The Oxford Dictionary defines Artificial Intelligence (AI) as the theory and development of computer systems able to perform tasks normally requiring human intelligence, such as visual perception, speech recognition, decision-making, and translation between languages.
AI has aroused widespread interest in the public and private sectors, due to the various technological developments and impacts it has had and continues to have on society. In addition, it is booming from the scientific point of view because of all the disciplines, areas, and techniques that are applied.
The National Colloquium in Artificial Intelligence seeks to bring together specialists in the areas that make up AI to give lectures on topics of their specialty. The guests are contacted by the organizing committee. The talks are scheduled for 50 minutes and are mainly addressed to researchers and graduate students.
This Colloquium is broadcast once a month, usually on Wednesdays at 12:00 pm on the YouTube links of the organizing institutions.
Aprendizaje automático y la IA para las ciencias. Hacia la comprensión
In recent years, machine learning (ML) and artificial intelligence (AI) methods have begun to play a more and more enabling role in the sciences and in industry. In particular, the advent of large and/or complex data corpora has given rise to new technological challenges and possibilities.
In his talk, Müller will touch upon the topic of ML applications in the sciences, in particular in neuroscience, medicine and physics. He will also discuss possibilities for extracting information from machine learning models to further our understanding by explaining nonlinear ML models.

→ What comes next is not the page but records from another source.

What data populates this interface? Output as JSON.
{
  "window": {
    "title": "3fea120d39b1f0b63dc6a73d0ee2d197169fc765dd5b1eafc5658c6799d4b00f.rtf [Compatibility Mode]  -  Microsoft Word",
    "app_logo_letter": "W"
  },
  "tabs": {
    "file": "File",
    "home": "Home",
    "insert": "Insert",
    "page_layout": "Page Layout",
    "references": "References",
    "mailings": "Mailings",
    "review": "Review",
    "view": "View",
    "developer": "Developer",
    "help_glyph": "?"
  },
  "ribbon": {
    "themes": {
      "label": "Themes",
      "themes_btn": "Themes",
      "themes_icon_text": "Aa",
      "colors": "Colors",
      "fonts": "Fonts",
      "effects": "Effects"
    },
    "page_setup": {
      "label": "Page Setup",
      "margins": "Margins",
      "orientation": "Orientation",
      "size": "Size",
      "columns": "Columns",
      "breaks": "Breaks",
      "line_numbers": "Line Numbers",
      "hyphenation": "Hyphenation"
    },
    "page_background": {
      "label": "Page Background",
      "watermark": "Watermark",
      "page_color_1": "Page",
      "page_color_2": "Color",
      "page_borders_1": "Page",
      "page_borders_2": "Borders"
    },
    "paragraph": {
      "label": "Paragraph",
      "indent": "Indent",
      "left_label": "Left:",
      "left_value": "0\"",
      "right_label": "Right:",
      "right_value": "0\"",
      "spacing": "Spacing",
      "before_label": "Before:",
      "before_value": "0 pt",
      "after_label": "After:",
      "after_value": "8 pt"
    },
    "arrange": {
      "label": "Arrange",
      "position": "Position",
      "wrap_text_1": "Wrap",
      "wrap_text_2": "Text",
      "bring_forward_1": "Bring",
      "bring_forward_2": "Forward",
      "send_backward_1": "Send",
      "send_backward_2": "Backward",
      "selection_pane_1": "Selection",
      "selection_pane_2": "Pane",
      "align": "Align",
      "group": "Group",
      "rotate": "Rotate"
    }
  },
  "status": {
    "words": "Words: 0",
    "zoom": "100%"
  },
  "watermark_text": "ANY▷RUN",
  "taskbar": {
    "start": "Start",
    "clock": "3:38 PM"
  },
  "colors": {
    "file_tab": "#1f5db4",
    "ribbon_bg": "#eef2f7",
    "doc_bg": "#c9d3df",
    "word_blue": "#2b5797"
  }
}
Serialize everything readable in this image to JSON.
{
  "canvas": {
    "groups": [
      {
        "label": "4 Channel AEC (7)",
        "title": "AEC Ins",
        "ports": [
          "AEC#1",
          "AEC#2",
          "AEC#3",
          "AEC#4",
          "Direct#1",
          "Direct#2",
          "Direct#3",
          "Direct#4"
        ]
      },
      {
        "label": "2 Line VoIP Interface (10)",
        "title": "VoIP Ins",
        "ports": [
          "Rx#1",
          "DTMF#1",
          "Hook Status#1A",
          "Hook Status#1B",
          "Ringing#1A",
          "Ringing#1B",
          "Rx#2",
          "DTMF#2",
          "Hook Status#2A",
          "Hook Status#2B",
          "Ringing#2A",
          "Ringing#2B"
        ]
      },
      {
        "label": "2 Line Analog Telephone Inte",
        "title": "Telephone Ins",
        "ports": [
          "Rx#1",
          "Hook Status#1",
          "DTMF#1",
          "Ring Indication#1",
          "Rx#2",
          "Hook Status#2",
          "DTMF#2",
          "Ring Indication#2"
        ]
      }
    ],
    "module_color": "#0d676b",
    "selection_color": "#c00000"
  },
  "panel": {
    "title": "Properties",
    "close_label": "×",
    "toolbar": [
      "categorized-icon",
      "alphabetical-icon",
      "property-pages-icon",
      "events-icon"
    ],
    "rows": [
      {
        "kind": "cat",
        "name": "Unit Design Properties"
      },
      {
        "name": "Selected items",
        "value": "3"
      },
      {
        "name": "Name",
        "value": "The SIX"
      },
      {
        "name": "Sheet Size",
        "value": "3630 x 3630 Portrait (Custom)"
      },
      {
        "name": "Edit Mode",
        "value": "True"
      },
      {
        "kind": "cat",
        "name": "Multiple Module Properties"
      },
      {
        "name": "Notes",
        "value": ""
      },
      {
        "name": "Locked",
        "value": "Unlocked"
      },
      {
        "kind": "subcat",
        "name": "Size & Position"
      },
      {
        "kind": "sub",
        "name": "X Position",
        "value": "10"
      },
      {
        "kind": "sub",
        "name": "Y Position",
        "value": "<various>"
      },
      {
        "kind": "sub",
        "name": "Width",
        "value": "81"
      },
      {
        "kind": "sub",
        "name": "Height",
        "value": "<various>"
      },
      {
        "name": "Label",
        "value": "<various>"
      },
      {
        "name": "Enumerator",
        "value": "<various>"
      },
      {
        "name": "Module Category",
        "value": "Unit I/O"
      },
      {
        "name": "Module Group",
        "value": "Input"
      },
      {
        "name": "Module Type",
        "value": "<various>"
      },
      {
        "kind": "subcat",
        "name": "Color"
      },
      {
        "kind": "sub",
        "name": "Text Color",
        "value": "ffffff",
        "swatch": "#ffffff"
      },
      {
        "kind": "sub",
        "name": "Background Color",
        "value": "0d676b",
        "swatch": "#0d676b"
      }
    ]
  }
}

E.g. Machine Learning Models for Quantum Chemistry can, by applying interpretable ML, contribute to furthering chemical understanding. Finally, Müller will briefly outline Perspectives and limitations.
Prof. Dr. Klaus-Robert Müller - TU Berlin, Korea University, MPI for Informatics and Google Research, Brain Team.
Klaus-Robert Müller received his Ph.D. in theoretical computer science from the University of Karlsruhe. From 1994 to 1995 he was a research fellow at Shun'ichi Amaris lab at the University of Tokyo. 1999 Müller became an associate professor for neuroinformatics at the University of Potsdam, transitioning to the full professorship for Neural Networks and Time Series Analysis in 2003.
Since 2006 he holds the chair for Machine Learning at the Technical University Berlin where he has done pioneering work on SVMs, EEG classification and NNs applied to physics. Since 2012 he holds a distinguished professorship at Korea University in Seoul. He co-founded and is co-director of the Berlin Big Data Center (BBDC) of the Technical University Berlin. Prof. Müller is one of the most cited AI scientists in the world.
Dr. Raúl Rojas - Freie Universität Berlin
Wednesday September 30th - 12:00 hours (Central Time)